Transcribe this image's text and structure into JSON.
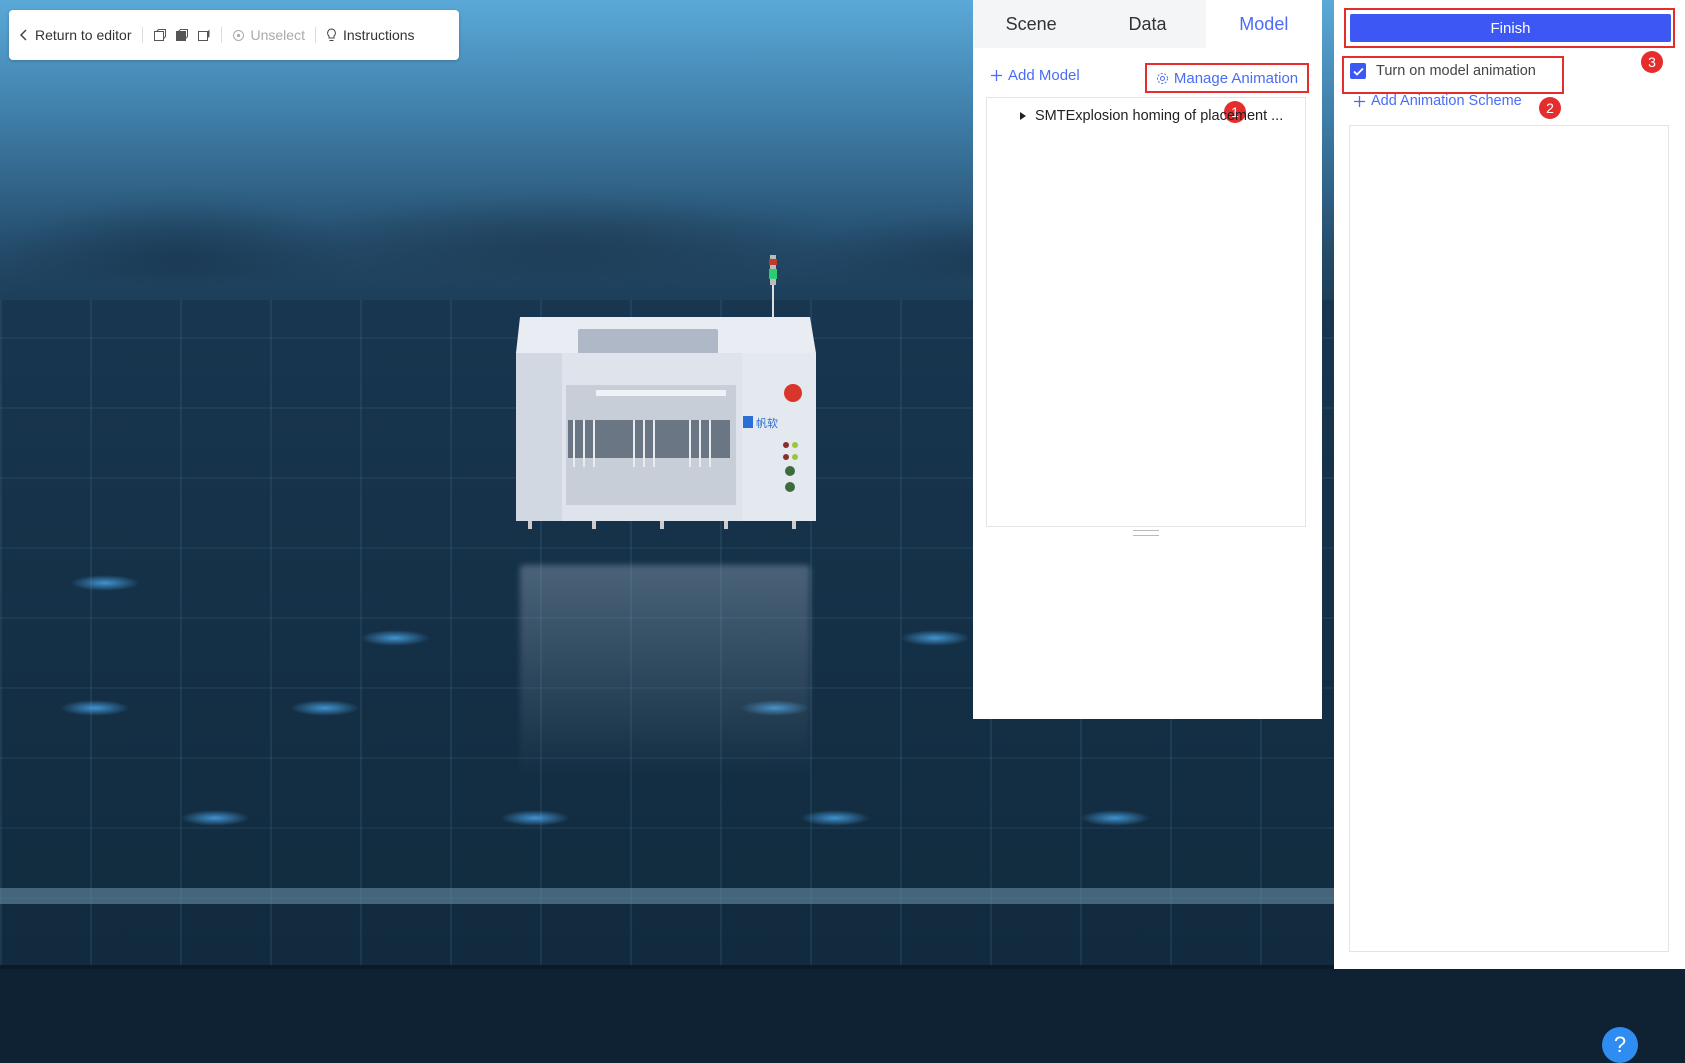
{
  "toolbar": {
    "return_label": "Return to editor",
    "unselect_label": "Unselect",
    "instructions_label": "Instructions"
  },
  "tabs": [
    {
      "label": "Scene"
    },
    {
      "label": "Data"
    },
    {
      "label": "Model"
    }
  ],
  "model_panel": {
    "add_model_label": "Add Model",
    "manage_animation_label": "Manage Animation",
    "tree_item": "SMTExplosion homing of placement ..."
  },
  "animation_panel": {
    "finish_label": "Finish",
    "toggle_label": "Turn on model animation",
    "toggle_checked": true,
    "add_scheme_label": "Add Animation Scheme",
    "help_symbol": "?"
  },
  "machine": {
    "logo_text": "帆软"
  },
  "badges": [
    "1",
    "2",
    "3"
  ],
  "colors": {
    "accent": "#3d57f5",
    "link": "#4a6cf7",
    "highlight": "#e52d2d",
    "help": "#2f8cf0"
  }
}
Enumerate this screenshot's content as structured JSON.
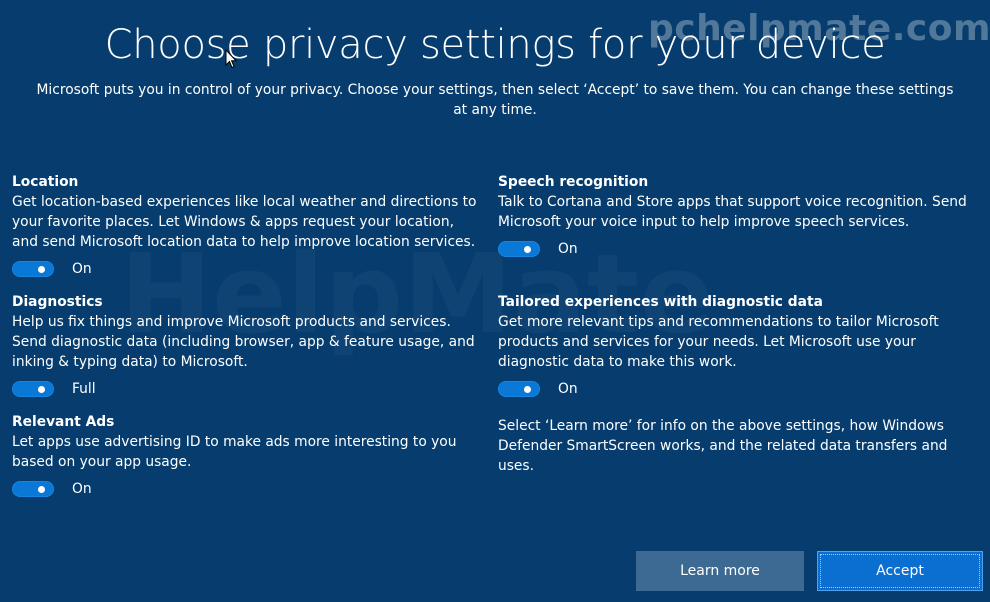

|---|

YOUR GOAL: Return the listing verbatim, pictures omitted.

YOUR RESPONSE:
Transcribe this image's text and structure into JSON.
{
  "toolbar": {
    "return_label": "Return to editor",
    "unselect_label": "Unselect",
    "instructions_label": "Instructions"
  },
  "tabs": [
    {
      "label": "Scene"
    },
    {
      "label": "Data"
    },
    {
      "label": "Model"
    }
  ],
  "model_panel": {
    "add_model_label": "Add Model",
    "manage_animation_label": "Manage Animation",
    "tree_item": "SMTExplosion homing of placement ..."
  },
  "animation_panel": {
    "finish_label": "Finish",
    "toggle_label": "Turn on model animation",
    "toggle_checked": true,
    "add_scheme_label": "Add Animation Scheme",
    "help_symbol": "?"
  },
  "machine": {
    "logo_text": "帆软"
  },
  "badges": [
    "1",
    "2",
    "3"
  ],
  "colors": {
    "accent": "#3d57f5",
    "link": "#4a6cf7",
    "highlight": "#e52d2d",
    "help": "#2f8cf0"
  }
}
Enumerate this screenshot's content as structured JSON.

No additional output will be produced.